What you will do |
Repeat these records exactly, pictures excluded.

Given records |
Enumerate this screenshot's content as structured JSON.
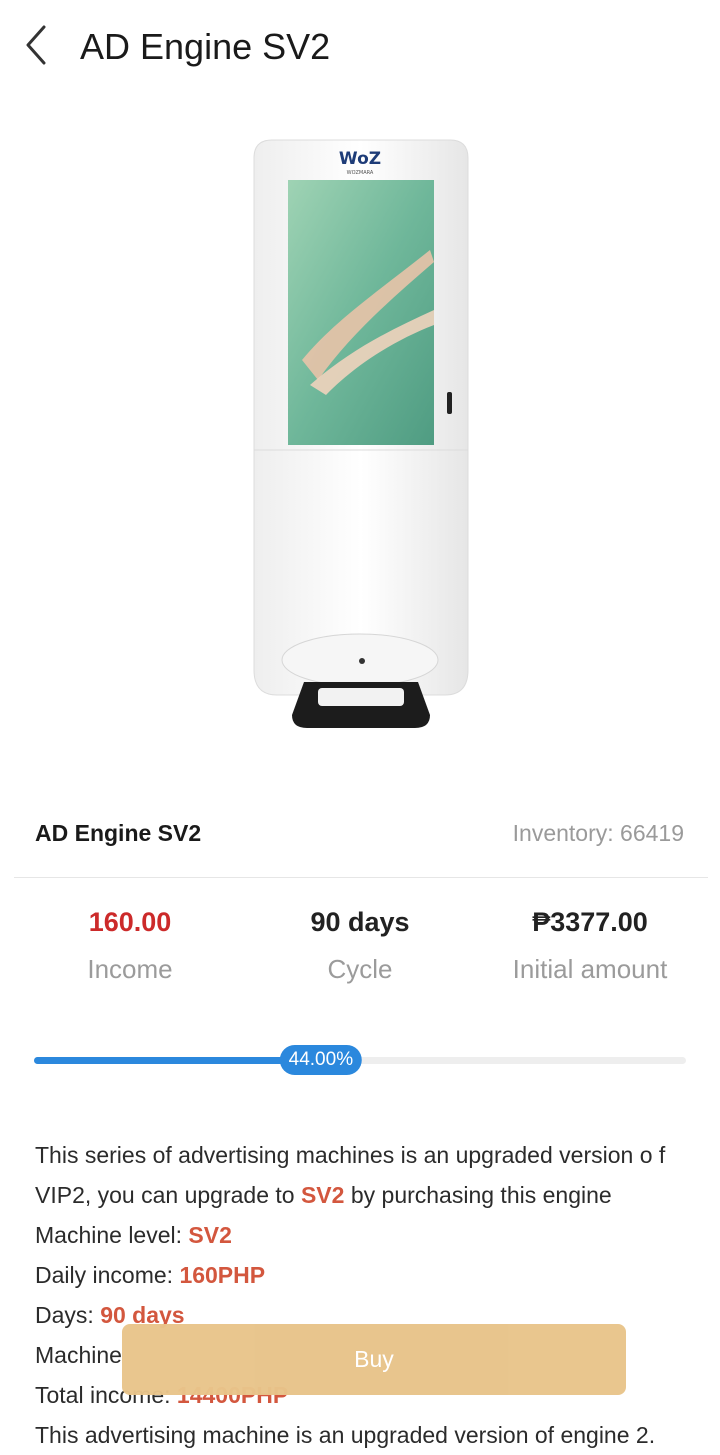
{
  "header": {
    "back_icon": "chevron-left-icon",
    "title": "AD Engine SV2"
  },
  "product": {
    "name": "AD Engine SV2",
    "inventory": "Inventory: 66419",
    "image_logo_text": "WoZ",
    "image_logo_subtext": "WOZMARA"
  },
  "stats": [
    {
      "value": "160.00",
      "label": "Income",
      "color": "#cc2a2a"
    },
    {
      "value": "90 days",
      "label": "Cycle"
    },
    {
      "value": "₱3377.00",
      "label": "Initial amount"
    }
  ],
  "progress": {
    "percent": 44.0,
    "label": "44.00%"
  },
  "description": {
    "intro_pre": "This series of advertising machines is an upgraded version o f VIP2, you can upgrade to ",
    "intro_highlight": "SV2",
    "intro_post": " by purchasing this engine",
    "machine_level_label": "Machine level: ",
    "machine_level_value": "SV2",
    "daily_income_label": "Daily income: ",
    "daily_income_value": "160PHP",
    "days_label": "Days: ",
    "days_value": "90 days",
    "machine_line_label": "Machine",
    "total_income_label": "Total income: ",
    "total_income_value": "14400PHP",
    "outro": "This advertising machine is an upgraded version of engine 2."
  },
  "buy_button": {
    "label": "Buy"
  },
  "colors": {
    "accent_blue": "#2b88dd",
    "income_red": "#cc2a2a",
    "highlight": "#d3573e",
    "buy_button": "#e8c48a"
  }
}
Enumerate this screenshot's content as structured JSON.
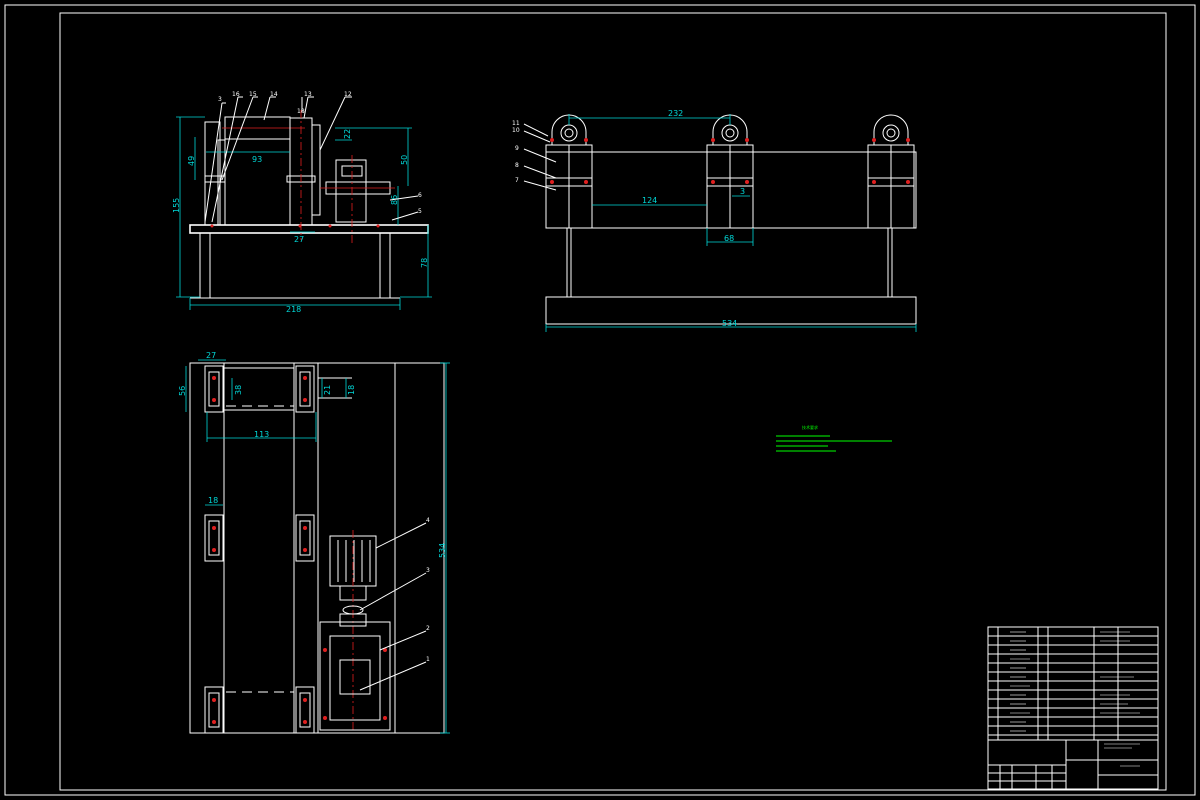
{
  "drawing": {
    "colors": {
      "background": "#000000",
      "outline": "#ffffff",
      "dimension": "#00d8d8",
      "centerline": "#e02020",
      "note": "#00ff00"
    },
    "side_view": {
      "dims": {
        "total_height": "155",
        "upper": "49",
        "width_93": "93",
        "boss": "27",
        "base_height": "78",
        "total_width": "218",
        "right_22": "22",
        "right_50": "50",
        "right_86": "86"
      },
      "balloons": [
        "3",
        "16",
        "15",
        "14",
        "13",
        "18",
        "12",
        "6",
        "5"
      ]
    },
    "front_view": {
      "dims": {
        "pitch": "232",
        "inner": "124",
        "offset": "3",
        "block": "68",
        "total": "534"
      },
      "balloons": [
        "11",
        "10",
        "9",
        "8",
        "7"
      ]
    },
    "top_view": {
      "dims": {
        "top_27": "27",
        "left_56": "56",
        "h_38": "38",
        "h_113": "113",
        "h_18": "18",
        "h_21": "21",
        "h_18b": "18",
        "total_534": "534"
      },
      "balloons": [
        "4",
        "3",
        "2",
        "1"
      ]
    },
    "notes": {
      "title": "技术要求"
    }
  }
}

Answer to this task |
Enumerate this screenshot's content as structured JSON.
{
  "header": {
    "back_icon": "chevron-left-icon",
    "title": "AD Engine SV2"
  },
  "product": {
    "name": "AD Engine SV2",
    "inventory": "Inventory: 66419",
    "image_logo_text": "WoZ",
    "image_logo_subtext": "WOZMARA"
  },
  "stats": [
    {
      "value": "160.00",
      "label": "Income",
      "color": "#cc2a2a"
    },
    {
      "value": "90 days",
      "label": "Cycle"
    },
    {
      "value": "₱3377.00",
      "label": "Initial amount"
    }
  ],
  "progress": {
    "percent": 44.0,
    "label": "44.00%"
  },
  "description": {
    "intro_pre": "This series of advertising machines is an upgraded version o f VIP2, you can upgrade to ",
    "intro_highlight": "SV2",
    "intro_post": " by purchasing this engine",
    "machine_level_label": "Machine level: ",
    "machine_level_value": "SV2",
    "daily_income_label": "Daily income: ",
    "daily_income_value": "160PHP",
    "days_label": "Days: ",
    "days_value": "90 days",
    "machine_line_label": "Machine",
    "total_income_label": "Total income: ",
    "total_income_value": "14400PHP",
    "outro": "This advertising machine is an upgraded version of engine 2."
  },
  "buy_button": {
    "label": "Buy"
  },
  "colors": {
    "accent_blue": "#2b88dd",
    "income_red": "#cc2a2a",
    "highlight": "#d3573e",
    "buy_button": "#e8c48a"
  }
}
Enumerate this screenshot's content as structured JSON.
{
  "drawing": {
    "colors": {
      "background": "#000000",
      "outline": "#ffffff",
      "dimension": "#00d8d8",
      "centerline": "#e02020",
      "note": "#00ff00"
    },
    "side_view": {
      "dims": {
        "total_height": "155",
        "upper": "49",
        "width_93": "93",
        "boss": "27",
        "base_height": "78",
        "total_width": "218",
        "right_22": "22",
        "right_50": "50",
        "right_86": "86"
      },
      "balloons": [
        "3",
        "16",
        "15",
        "14",
        "13",
        "18",
        "12",
        "6",
        "5"
      ]
    },
    "front_view": {
      "dims": {
        "pitch": "232",
        "inner": "124",
        "offset": "3",
        "block": "68",
        "total": "534"
      },
      "balloons": [
        "11",
        "10",
        "9",
        "8",
        "7"
      ]
    },
    "top_view": {
      "dims": {
        "top_27": "27",
        "left_56": "56",
        "h_38": "38",
        "h_113": "113",
        "h_18": "18",
        "h_21": "21",
        "h_18b": "18",
        "total_534": "534"
      },
      "balloons": [
        "4",
        "3",
        "2",
        "1"
      ]
    },
    "notes": {
      "title": "技术要求"
    }
  }
}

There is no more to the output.